The first thing that he does when he wakes up is make “the best coffee,” he usually grinds the beans, then he uses a coffee press. His prefect date would be “going to the beach or to an outdoor cafe.” He likes guys who are more mature than him, sweet, considerate, smart and stylish — this boy has standards, as he should. When it’s time for Gert to go to bed he wears shorts or just underwear. “I’d love to be naked, though, somehow I dont have a private room…” Gert’s future plans are to go abroad and to travel to the ‘fashion capitals,’ Estonia is such a small country and will always be home, but there’s not many activities to do.”
He used his Samsung phone to take some selfies for us, he took most of them in his high school, in the classroom and in the bathroom, then he got home and into bed where he got even more comfortable. He looks very sweet wearing a GAYLETTER t-shirt — he insisted he wanted the fit to be oversized, I have to agree with him, it suits him very well.
Obama, Shante you stay. Putin, Sashay away.
War Drags You Out is an awesome new art project created by an artist known only as Saint Hoax, that challenges notions of leadership, performance and gender. The artist came up with the idea after “watching a drag show for the first time last May, I was fascinated by drag art. I then linked the concept of faux queens to political and religious leaders.

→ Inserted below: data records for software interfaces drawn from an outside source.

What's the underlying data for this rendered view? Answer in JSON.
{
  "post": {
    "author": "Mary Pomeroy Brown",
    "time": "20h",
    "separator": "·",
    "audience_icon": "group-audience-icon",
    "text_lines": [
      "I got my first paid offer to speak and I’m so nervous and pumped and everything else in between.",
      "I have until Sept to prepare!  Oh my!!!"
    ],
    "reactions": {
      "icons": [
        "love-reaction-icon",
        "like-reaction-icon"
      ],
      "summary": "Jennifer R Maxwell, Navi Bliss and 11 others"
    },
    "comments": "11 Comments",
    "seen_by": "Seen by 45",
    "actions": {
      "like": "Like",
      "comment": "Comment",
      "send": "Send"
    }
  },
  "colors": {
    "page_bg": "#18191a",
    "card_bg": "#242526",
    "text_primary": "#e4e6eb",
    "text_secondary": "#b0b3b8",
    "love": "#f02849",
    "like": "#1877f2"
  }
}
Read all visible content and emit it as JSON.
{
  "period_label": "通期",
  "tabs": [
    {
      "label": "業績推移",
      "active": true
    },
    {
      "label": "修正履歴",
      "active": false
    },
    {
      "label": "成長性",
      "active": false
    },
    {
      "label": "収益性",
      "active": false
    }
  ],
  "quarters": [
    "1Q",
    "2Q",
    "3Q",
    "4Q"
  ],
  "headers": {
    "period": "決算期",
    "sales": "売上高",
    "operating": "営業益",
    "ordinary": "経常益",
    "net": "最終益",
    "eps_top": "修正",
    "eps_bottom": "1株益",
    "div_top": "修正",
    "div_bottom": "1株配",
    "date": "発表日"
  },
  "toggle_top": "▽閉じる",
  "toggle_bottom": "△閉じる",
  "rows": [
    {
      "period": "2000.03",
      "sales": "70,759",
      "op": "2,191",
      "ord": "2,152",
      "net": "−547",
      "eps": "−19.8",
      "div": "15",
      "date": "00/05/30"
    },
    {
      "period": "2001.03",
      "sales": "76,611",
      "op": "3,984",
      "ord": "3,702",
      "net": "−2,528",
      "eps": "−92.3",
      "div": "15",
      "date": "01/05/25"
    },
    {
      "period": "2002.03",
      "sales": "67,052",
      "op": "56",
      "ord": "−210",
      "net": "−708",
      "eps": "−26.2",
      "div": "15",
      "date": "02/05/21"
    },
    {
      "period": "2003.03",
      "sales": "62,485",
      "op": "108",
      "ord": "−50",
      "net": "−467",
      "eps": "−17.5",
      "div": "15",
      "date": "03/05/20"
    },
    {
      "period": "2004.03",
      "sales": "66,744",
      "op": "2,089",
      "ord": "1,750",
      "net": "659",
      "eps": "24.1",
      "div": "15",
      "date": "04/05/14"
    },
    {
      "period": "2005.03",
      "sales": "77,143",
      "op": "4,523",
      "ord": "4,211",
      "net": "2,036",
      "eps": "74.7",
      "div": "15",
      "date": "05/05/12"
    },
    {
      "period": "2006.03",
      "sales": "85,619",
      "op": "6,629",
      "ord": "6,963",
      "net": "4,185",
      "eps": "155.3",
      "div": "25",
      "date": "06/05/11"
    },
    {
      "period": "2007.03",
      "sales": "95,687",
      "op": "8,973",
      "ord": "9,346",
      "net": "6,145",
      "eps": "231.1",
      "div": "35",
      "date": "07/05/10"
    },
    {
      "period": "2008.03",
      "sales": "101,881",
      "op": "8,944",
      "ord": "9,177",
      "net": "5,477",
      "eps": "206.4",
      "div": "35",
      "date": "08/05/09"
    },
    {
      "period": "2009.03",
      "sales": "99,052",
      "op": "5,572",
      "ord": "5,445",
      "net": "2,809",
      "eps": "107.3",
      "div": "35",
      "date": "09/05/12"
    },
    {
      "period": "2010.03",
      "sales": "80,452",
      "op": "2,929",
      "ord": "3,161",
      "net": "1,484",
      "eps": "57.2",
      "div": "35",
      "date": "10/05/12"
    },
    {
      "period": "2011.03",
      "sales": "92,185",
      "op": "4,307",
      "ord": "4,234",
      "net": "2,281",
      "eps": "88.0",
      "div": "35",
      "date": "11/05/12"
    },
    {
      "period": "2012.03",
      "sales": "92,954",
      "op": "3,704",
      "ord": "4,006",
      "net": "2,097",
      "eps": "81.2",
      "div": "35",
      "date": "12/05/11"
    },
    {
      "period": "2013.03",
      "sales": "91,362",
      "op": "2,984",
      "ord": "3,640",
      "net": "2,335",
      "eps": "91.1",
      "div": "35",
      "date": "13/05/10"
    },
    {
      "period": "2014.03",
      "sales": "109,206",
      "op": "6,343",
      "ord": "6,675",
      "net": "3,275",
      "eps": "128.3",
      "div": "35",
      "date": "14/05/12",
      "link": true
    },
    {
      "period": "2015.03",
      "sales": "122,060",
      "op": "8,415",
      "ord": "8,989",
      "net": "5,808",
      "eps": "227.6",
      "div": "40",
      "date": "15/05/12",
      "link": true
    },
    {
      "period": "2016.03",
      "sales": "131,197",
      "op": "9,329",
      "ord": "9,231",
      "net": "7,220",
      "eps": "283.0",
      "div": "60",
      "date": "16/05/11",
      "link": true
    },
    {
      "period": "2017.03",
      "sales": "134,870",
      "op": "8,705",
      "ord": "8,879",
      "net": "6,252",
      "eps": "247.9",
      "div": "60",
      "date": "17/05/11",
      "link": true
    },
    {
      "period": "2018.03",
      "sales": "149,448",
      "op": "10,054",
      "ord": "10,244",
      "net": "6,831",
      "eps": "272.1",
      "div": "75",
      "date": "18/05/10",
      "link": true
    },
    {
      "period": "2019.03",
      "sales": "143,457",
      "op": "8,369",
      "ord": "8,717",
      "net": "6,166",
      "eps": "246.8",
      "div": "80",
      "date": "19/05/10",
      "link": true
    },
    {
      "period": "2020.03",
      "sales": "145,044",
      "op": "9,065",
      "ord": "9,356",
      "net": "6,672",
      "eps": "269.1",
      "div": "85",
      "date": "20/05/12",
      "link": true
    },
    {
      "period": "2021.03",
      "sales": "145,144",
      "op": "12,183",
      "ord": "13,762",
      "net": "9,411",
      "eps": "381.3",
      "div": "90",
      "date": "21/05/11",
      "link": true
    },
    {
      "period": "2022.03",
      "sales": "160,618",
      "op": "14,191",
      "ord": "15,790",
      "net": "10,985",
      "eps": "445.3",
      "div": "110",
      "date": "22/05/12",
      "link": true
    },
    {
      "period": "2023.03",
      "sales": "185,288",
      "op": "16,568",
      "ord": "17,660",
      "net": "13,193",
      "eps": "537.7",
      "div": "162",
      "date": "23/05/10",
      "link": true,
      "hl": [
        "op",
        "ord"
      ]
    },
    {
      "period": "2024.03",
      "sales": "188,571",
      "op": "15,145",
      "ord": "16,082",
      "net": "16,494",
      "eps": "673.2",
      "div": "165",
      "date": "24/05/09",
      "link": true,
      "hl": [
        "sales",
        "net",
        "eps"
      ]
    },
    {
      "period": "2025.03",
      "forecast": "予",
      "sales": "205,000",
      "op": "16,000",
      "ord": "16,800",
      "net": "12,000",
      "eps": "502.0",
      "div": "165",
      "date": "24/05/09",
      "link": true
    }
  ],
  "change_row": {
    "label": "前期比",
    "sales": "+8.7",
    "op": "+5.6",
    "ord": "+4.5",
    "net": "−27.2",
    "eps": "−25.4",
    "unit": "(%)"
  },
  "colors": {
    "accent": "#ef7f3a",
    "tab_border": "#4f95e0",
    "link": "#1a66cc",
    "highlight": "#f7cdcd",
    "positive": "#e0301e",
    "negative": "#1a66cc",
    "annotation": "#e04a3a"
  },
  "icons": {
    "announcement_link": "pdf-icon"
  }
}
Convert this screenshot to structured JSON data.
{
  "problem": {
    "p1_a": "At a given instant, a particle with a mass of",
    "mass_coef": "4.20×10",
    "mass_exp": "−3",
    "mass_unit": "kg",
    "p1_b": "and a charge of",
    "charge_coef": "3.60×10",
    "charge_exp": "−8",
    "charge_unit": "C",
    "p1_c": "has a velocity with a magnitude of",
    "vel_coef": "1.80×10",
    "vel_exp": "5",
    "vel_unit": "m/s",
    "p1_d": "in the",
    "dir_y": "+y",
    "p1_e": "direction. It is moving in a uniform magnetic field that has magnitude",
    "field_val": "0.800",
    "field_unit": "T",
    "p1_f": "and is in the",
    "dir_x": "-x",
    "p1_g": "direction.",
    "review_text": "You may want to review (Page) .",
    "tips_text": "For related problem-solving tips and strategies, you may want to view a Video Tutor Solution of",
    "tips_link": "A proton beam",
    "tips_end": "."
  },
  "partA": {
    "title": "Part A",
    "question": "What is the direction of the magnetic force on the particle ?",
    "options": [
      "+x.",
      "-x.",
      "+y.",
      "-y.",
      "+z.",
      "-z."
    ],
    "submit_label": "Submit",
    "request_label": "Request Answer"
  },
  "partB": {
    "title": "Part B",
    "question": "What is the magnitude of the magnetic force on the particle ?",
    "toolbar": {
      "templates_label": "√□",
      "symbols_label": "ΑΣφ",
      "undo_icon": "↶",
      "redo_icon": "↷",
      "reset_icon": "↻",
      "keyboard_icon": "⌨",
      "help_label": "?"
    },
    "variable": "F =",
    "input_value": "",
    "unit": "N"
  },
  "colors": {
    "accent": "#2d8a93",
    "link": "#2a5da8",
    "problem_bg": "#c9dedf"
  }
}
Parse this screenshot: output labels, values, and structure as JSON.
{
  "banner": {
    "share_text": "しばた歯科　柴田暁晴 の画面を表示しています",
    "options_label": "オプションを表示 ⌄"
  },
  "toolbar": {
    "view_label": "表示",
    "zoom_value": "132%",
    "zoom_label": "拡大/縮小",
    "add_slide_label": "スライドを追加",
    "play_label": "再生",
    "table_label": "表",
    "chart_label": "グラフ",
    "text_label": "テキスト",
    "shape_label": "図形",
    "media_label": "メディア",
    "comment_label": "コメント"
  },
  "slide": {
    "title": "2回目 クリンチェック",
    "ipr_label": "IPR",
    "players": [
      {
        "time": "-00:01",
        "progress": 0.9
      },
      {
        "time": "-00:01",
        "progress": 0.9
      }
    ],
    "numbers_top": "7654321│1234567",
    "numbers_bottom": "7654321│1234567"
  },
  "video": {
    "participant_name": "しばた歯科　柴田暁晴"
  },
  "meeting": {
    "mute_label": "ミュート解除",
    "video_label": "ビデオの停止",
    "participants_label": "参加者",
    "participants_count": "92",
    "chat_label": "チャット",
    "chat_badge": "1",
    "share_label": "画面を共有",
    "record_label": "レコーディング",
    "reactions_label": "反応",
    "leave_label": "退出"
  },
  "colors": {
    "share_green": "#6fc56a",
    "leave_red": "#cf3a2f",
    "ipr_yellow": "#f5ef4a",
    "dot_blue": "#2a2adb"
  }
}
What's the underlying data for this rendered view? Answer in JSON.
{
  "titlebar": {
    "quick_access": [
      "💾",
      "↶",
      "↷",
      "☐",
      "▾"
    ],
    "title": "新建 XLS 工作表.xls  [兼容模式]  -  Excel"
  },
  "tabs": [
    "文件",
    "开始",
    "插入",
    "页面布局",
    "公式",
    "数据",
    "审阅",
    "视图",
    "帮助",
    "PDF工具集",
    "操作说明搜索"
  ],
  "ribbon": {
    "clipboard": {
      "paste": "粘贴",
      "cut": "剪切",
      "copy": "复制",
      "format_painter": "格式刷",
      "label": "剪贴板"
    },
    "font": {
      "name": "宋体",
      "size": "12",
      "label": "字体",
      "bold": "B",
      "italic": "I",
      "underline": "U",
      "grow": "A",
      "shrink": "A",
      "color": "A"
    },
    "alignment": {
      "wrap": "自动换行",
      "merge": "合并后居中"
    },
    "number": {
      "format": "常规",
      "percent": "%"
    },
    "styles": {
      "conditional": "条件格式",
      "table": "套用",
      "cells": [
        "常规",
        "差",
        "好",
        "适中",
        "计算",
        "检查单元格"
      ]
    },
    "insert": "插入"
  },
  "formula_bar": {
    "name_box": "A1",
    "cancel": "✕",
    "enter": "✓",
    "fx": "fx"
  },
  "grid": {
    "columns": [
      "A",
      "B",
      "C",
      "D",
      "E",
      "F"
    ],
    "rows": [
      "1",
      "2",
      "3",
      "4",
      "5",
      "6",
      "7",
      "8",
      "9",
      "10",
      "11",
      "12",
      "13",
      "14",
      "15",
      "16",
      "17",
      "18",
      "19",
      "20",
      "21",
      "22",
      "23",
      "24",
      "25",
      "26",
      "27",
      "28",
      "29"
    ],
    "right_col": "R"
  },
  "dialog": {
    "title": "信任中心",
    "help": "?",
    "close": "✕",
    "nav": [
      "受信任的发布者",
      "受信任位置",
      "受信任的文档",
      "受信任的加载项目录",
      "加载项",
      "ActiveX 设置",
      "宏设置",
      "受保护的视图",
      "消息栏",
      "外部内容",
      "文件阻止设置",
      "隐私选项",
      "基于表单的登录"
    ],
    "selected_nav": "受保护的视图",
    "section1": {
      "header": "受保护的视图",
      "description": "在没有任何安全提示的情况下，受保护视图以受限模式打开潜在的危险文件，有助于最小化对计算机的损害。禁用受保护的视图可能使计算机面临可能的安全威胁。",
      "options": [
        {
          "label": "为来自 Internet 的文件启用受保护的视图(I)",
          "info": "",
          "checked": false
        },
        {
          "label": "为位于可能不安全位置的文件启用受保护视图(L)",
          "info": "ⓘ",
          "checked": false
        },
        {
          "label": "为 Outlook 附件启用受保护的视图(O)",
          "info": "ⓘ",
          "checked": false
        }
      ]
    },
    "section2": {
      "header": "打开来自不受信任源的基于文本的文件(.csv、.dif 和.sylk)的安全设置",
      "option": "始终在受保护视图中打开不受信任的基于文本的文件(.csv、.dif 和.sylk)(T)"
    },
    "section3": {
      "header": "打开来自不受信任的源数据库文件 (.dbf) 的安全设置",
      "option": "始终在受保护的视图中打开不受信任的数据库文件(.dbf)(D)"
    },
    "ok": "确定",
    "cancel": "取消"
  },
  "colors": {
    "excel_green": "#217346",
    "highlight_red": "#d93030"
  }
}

I always perceived leaders as performers, as if they are in their own continuous drag show.”
The portraits of world leaders in drag have caused quite a stir online, especially the ones of Osama Bin Laden and Egypt’s King Abdullah, “I just wanted to extract the idea of getting dressed and becoming someone else for the show and linking it to leaders,” Saint Hoax said. “I pick men that work so hard on creating some sort of ‘public image’ and end up neglecting the people they’re assigned to lead.”
After watching last night’s episode of Drag Race, I can’t help but wonder if perhaps the world would be a better off if it was run by real drag queens, instead of clowns we currently have in place.
Devin Wallace illustrates the night's best moments.
What can we say about the Oscars that hasn’t been said by every other two-bit blog and website in the last 18 hours? We enjoyed the show, it was probably the funniest Oscars since Chris Rock hosted 5 years ago. Ellen DeGeneres was a great host. I know some people think differently, but they’re stoopid. This is one of the hardest gigs on TV and Ellen pulled it off brilliantly. She was quick on her feet, silly, and many times hilarious. The pizza delivery guy was by far the highlight of the night. Seeing all those A-listers chowing down on a slice of greasy pepperoni pizza was just great (although Leonardo DiCaprio did himself no favors by refusing a slice: you too good for pizza hey Romeo!?)
We asked our friend Devin Wallace to illustrate some of the highlights of the night. He did a wonderful job, as always.
Check ‘em out.
Ellen in her Wizard of Oz outfit.
Liza with a ZZZZZZZZZZZZZZZZZ…(someone poke her, she seems to have nodded off again).
Brad and Angie making out. Ewww, pizza breath.
Leo looking old as fuck.
Jared Leto may have won an Academy Award for his role in The Dallas Buyers Club, but his hair was the real night’s winner.
So pretty, oh so pretty.
Lupita Nyong’o. Pretty in Prada blue.
By far the best speech of the night. She is so adorable.
Cate Blanchett tells us the world is round.
Matthew McCounghey thanks god and hardly anyone claps. Guess this ain’t the Grammy’s.